Material for the task START
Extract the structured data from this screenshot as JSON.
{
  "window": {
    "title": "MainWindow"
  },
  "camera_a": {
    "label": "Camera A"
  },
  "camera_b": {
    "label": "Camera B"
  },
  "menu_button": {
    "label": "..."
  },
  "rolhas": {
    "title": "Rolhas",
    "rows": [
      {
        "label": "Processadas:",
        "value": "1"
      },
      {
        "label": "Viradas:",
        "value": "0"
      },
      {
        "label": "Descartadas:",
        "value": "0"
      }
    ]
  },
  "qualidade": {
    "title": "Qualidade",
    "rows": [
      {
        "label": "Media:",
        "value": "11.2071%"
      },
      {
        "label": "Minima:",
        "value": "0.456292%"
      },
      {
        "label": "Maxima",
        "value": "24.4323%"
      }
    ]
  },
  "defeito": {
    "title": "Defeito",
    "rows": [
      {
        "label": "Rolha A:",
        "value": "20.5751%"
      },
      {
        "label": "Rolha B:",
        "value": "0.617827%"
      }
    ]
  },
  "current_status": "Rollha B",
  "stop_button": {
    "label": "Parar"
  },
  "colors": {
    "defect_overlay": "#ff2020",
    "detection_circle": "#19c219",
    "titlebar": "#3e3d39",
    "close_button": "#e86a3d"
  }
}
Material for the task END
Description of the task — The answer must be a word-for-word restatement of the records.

Written answer —
Extract the structured data from this screenshot as JSON.
{
  "window": {
    "title": "MainWindow"
  },
  "camera_a": {
    "label": "Camera A"
  },
  "camera_b": {
    "label": "Camera B"
  },
  "menu_button": {
    "label": "..."
  },
  "rolhas": {
    "title": "Rolhas",
    "rows": [
      {
        "label": "Processadas:",
        "value": "1"
      },
      {
        "label": "Viradas:",
        "value": "0"
      },
      {
        "label": "Descartadas:",
        "value": "0"
      }
    ]
  },
  "qualidade": {
    "title": "Qualidade",
    "rows": [
      {
        "label": "Media:",
        "value": "11.2071%"
      },
      {
        "label": "Minima:",
        "value": "0.456292%"
      },
      {
        "label": "Maxima",
        "value": "24.4323%"
      }
    ]
  },
  "defeito": {
    "title": "Defeito",
    "rows": [
      {
        "label": "Rolha A:",
        "value": "20.5751%"
      },
      {
        "label": "Rolha B:",
        "value": "0.617827%"
      }
    ]
  },
  "current_status": "Rollha B",
  "stop_button": {
    "label": "Parar"
  },
  "colors": {
    "defect_overlay": "#ff2020",
    "detection_circle": "#19c219",
    "titlebar": "#3e3d39",
    "close_button": "#e86a3d"
  }
}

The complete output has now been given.